***** DATA TO EXAMINE
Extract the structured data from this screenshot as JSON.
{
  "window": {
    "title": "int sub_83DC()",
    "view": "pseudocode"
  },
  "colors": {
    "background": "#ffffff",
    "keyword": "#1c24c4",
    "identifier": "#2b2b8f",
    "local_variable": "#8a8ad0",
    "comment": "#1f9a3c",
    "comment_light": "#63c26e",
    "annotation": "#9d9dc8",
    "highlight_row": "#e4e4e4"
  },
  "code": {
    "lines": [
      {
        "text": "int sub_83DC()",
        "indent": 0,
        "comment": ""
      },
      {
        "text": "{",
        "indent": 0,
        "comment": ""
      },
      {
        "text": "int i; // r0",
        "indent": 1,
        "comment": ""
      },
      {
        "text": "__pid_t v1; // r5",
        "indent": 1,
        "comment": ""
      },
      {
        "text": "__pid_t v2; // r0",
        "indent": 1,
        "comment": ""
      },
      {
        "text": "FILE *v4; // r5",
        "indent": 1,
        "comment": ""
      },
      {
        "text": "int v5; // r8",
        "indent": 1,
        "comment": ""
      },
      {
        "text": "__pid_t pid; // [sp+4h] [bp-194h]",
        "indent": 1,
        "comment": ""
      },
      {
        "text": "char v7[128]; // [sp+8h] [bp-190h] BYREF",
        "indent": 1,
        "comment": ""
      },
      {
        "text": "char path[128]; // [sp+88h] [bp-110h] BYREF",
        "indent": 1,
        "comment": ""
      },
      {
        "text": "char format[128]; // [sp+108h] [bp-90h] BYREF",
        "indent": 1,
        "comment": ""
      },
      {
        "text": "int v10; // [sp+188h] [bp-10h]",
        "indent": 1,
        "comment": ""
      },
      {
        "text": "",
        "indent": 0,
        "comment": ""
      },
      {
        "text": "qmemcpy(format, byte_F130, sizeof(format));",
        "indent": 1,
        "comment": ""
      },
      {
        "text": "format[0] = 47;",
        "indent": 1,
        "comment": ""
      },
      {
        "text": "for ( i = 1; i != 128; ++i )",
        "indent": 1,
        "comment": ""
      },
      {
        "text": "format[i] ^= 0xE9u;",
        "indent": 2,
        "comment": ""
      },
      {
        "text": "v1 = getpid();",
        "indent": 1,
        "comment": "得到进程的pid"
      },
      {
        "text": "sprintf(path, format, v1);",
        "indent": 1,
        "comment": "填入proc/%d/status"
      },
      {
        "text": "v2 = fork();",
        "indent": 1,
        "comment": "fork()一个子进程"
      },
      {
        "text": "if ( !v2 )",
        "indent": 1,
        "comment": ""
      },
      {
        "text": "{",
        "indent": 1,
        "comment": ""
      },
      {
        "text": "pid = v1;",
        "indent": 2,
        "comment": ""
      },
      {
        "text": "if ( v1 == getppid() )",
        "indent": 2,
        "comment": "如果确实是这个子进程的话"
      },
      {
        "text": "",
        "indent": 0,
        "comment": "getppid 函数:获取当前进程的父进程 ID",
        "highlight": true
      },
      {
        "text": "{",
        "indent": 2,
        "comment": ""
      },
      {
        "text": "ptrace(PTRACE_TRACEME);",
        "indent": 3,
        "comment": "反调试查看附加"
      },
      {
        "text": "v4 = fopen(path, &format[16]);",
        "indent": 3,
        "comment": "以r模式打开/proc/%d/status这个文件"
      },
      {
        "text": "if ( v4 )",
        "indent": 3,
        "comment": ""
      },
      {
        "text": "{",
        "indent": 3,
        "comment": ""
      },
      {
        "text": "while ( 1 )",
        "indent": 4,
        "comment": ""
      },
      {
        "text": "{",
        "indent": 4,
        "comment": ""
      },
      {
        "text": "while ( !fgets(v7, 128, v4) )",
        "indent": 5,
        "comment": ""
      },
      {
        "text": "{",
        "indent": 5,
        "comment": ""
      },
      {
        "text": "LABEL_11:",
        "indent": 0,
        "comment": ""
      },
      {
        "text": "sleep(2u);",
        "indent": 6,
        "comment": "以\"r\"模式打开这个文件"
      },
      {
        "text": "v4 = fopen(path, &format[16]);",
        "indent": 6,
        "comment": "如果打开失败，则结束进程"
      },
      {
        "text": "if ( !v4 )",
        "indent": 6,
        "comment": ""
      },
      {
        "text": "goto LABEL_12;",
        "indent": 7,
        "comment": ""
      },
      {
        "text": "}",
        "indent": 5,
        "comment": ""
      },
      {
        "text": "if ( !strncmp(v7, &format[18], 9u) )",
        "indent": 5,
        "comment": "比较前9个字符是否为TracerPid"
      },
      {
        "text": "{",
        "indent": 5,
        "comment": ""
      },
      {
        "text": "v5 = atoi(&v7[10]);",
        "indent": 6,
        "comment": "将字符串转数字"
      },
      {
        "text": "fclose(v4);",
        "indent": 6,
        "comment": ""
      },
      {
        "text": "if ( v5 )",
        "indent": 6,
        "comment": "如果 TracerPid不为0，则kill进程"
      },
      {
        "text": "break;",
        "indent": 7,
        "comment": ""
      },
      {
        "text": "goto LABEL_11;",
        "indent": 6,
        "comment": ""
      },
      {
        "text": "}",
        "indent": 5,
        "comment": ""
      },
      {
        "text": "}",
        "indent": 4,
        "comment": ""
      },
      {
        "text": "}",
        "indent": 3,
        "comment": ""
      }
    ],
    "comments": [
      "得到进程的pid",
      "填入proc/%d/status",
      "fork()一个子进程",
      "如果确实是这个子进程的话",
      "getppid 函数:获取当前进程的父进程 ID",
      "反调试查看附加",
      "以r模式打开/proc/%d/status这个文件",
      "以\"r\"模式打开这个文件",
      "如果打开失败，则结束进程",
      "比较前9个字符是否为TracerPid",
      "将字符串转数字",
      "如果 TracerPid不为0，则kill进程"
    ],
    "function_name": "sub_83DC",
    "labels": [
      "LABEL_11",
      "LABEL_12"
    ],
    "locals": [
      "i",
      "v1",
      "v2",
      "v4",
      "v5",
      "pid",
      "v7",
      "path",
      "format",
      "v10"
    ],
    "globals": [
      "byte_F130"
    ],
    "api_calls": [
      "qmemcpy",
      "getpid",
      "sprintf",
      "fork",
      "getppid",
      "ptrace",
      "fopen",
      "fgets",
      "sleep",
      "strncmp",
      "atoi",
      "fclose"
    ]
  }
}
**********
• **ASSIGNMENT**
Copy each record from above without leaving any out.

• **WRITTEN ANSWER**
Extract the structured data from this screenshot as JSON.
{
  "window": {
    "title": "int sub_83DC()",
    "view": "pseudocode"
  },
  "colors": {
    "background": "#ffffff",
    "keyword": "#1c24c4",
    "identifier": "#2b2b8f",
    "local_variable": "#8a8ad0",
    "comment": "#1f9a3c",
    "comment_light": "#63c26e",
    "annotation": "#9d9dc8",
    "highlight_row": "#e4e4e4"
  },
  "code": {
    "lines": [
      {
        "text": "int sub_83DC()",
        "indent": 0,
        "comment": ""
      },
      {
        "text": "{",
        "indent": 0,
        "comment": ""
      },
      {
        "text": "int i; // r0",
        "indent": 1,
        "comment": ""
      },
      {
        "text": "__pid_t v1; // r5",
        "indent": 1,
        "comment": ""
      },
      {
        "text": "__pid_t v2; // r0",
        "indent": 1,
        "comment": ""
      },
      {
        "text": "FILE *v4; // r5",
        "indent": 1,
        "comment": ""
      },
      {
        "text": "int v5; // r8",
        "indent": 1,
        "comment": ""
      },
      {
        "text": "__pid_t pid; // [sp+4h] [bp-194h]",
        "indent": 1,
        "comment": ""
      },
      {
        "text": "char v7[128]; // [sp+8h] [bp-190h] BYREF",
        "indent": 1,
        "comment": ""
      },
      {
        "text": "char path[128]; // [sp+88h] [bp-110h] BYREF",
        "indent": 1,
        "comment": ""
      },
      {
        "text": "char format[128]; // [sp+108h] [bp-90h] BYREF",
        "indent": 1,
        "comment": ""
      },
      {
        "text": "int v10; // [sp+188h] [bp-10h]",
        "indent": 1,
        "comment": ""
      },
      {
        "text": "",
        "indent": 0,
        "comment": ""
      },
      {
        "text": "qmemcpy(format, byte_F130, sizeof(format));",
        "indent": 1,
        "comment": ""
      },
      {
        "text": "format[0] = 47;",
        "indent": 1,
        "comment": ""
      },
      {
        "text": "for ( i = 1; i != 128; ++i )",
        "indent": 1,
        "comment": ""
      },
      {
        "text": "format[i] ^= 0xE9u;",
        "indent": 2,
        "comment": ""
      },
      {
        "text": "v1 = getpid();",
        "indent": 1,
        "comment": "得到进程的pid"
      },
      {
        "text": "sprintf(path, format, v1);",
        "indent": 1,
        "comment": "填入proc/%d/status"
      },
      {
        "text": "v2 = fork();",
        "indent": 1,
        "comment": "fork()一个子进程"
      },
      {
        "text": "if ( !v2 )",
        "indent": 1,
        "comment": ""
      },
      {
        "text": "{",
        "indent": 1,
        "comment": ""
      },
      {
        "text": "pid = v1;",
        "indent": 2,
        "comment": ""
      },
      {
        "text": "if ( v1 == getppid() )",
        "indent": 2,
        "comment": "如果确实是这个子进程的话"
      },
      {
        "text": "",
        "indent": 0,
        "comment": "getppid 函数:获取当前进程的父进程 ID",
        "highlight": true
      },
      {
        "text": "{",
        "indent": 2,
        "comment": ""
      },
      {
        "text": "ptrace(PTRACE_TRACEME);",
        "indent": 3,
        "comment": "反调试查看附加"
      },
      {
        "text": "v4 = fopen(path, &format[16]);",
        "indent": 3,
        "comment": "以r模式打开/proc/%d/status这个文件"
      },
      {
        "text": "if ( v4 )",
        "indent": 3,
        "comment": ""
      },
      {
        "text": "{",
        "indent": 3,
        "comment": ""
      },
      {
        "text": "while ( 1 )",
        "indent": 4,
        "comment": ""
      },
      {
        "text": "{",
        "indent": 4,
        "comment": ""
      },
      {
        "text": "while ( !fgets(v7, 128, v4) )",
        "indent": 5,
        "comment": ""
      },
      {
        "text": "{",
        "indent": 5,
        "comment": ""
      },
      {
        "text": "LABEL_11:",
        "indent": 0,
        "comment": ""
      },
      {
        "text": "sleep(2u);",
        "indent": 6,
        "comment": "以\"r\"模式打开这个文件"
      },
      {
        "text": "v4 = fopen(path, &format[16]);",
        "indent": 6,
        "comment": "如果打开失败，则结束进程"
      },
      {
        "text": "if ( !v4 )",
        "indent": 6,
        "comment": ""
      },
      {
        "text": "goto LABEL_12;",
        "indent": 7,
        "comment": ""
      },
      {
        "text": "}",
        "indent": 5,
        "comment": ""
      },
      {
        "text": "if ( !strncmp(v7, &format[18], 9u) )",
        "indent": 5,
        "comment": "比较前9个字符是否为TracerPid"
      },
      {
        "text": "{",
        "indent": 5,
        "comment": ""
      },
      {
        "text": "v5 = atoi(&v7[10]);",
        "indent": 6,
        "comment": "将字符串转数字"
      },
      {
        "text": "fclose(v4);",
        "indent": 6,
        "comment": ""
      },
      {
        "text": "if ( v5 )",
        "indent": 6,
        "comment": "如果 TracerPid不为0，则kill进程"
      },
      {
        "text": "break;",
        "indent": 7,
        "comment": ""
      },
      {
        "text": "goto LABEL_11;",
        "indent": 6,
        "comment": ""
      },
      {
        "text": "}",
        "indent": 5,
        "comment": ""
      },
      {
        "text": "}",
        "indent": 4,
        "comment": ""
      },
      {
        "text": "}",
        "indent": 3,
        "comment": ""
      }
    ],
    "comments": [
      "得到进程的pid",
      "填入proc/%d/status",
      "fork()一个子进程",
      "如果确实是这个子进程的话",
      "getppid 函数:获取当前进程的父进程 ID",
      "反调试查看附加",
      "以r模式打开/proc/%d/status这个文件",
      "以\"r\"模式打开这个文件",
      "如果打开失败，则结束进程",
      "比较前9个字符是否为TracerPid",
      "将字符串转数字",
      "如果 TracerPid不为0，则kill进程"
    ],
    "function_name": "sub_83DC",
    "labels": [
      "LABEL_11",
      "LABEL_12"
    ],
    "locals": [
      "i",
      "v1",
      "v2",
      "v4",
      "v5",
      "pid",
      "v7",
      "path",
      "format",
      "v10"
    ],
    "globals": [
      "byte_F130"
    ],
    "api_calls": [
      "qmemcpy",
      "getpid",
      "sprintf",
      "fork",
      "getppid",
      "ptrace",
      "fopen",
      "fgets",
      "sleep",
      "strncmp",
      "atoi",
      "fclose"
    ]
  }
}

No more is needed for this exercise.